The country would come back to life, the grass would grow again, the wild flowers return, and trees where now there were only splintered skeleton stumps.
They would lie still and at peace below the singing larks, beside the serenely flowing rivers. They could not feel lonely, they would have one another. And they would have us also, though we were going home and leaving them behind. We belonged to them, and they would be a part of us for ever.
Our project has now finished and we are now working to ensure that the work will accessible to future generations and accordingly we are donating the collection of over 17,000 images to an organisation of international repute.
Over One Million people viewed the exhibition on 5th Avenue in the heart of New York City.
Fields of Battle was on display on two separate occasions directly opposite Horseguards Parade.
Fields of Battle was the first exhibition to be displayed at the Guildhall in the City of London.
The exhibition was the first ever about the British Army in WWI to be exhibited in Ireland.
We have some extraordinary memories. We were the first such exhibition ever to be displayed in the Guildhall Yard in the City of London and were then invited back on two more occasions. In New York over one million people viewed the exhibition as it stood in the shadow of the Flatiron Building on 5th Avenue.
We exhibited twice in St. James’s Park and, most poignantly of all, when we became the first exhibition about the British Army in WWI to be exhibited in Ireland, we were placed in St. Stephen’s Green, itself a scene of fighting during the Easter Rising of 1916. We were moved and honoured when the exhibition was then extended with a display in Glasnevin Cemetery, adjacent to the plot where prominent Irish republicans are buried, as there could not have been a more significant gesture of reconciliation than this.
So our thanks to all who have helped and supported us.
Michael St. Maur Sheil
Click to the right for a video profile of the exhibition as it appeared in Guildhall Yard, London, between June 1st and July 3rd 2016.

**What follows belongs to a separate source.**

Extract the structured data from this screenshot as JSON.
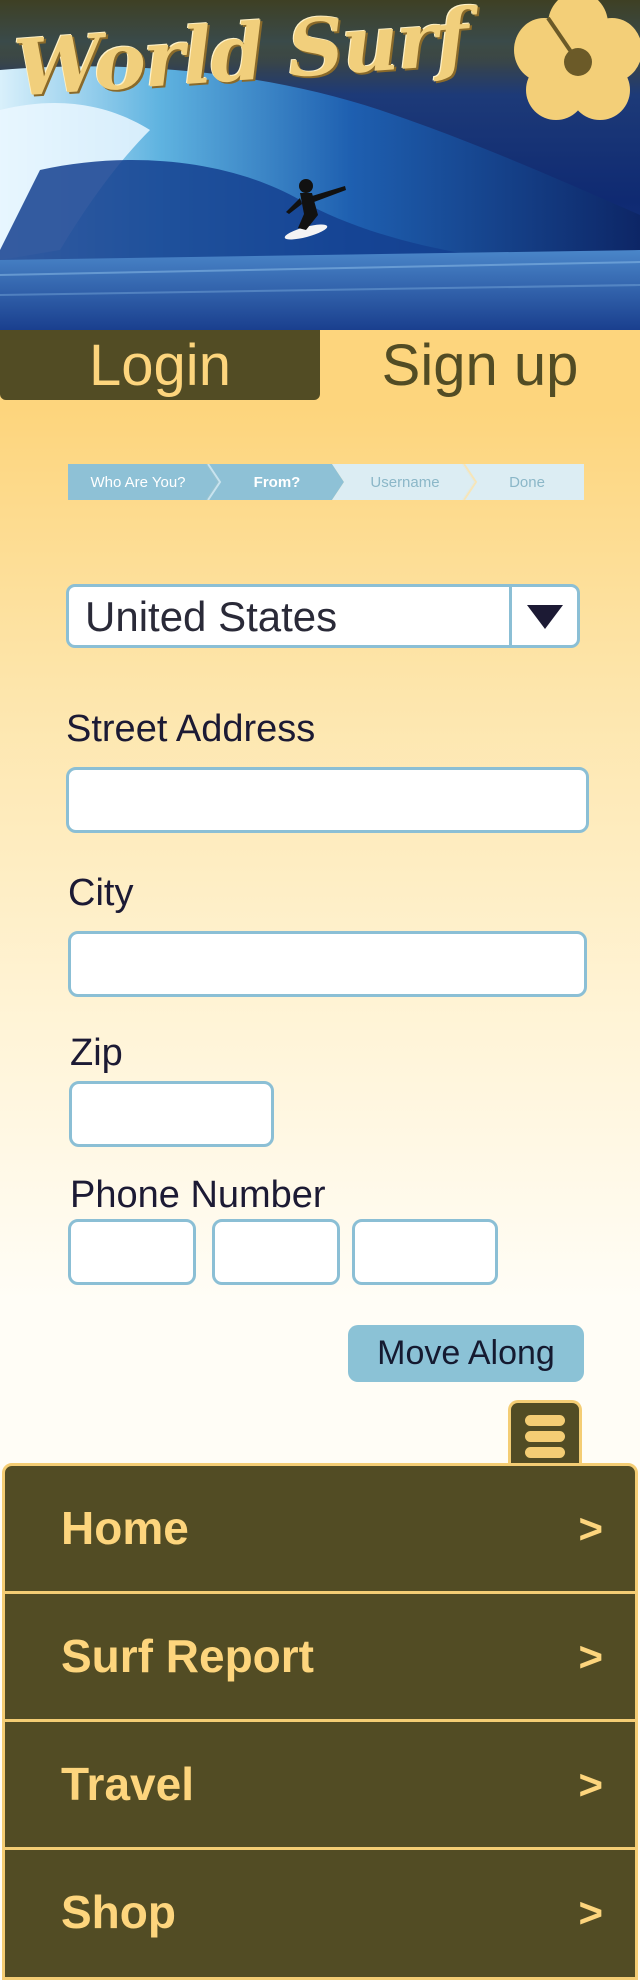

Featuring interviews with Photographer Mike Sheil and Historian Sir Hew Strachan, this short video also includes moving public feedback together with schoolchildrens' thoughts on the exhibition and the First World War itself.
You have made an effort to contextualise your work. It is clear that your aim was not only to create art but also to engage with the military history of the sites you captured on film.
Did this affect how you approached your photography?
I used to be a commercial photographer but am now studying for an MA in military history.
I've totally changed direction and I'm enjoying it. The exhibition that we have in Belfast and just had in London includes 19,000 words of captions - I wrote every single one.
This all began when I first met Richard Holmes and began discussing the project. He advised me that I had to have two things: The location and some hold: a person or a story that was related to that place.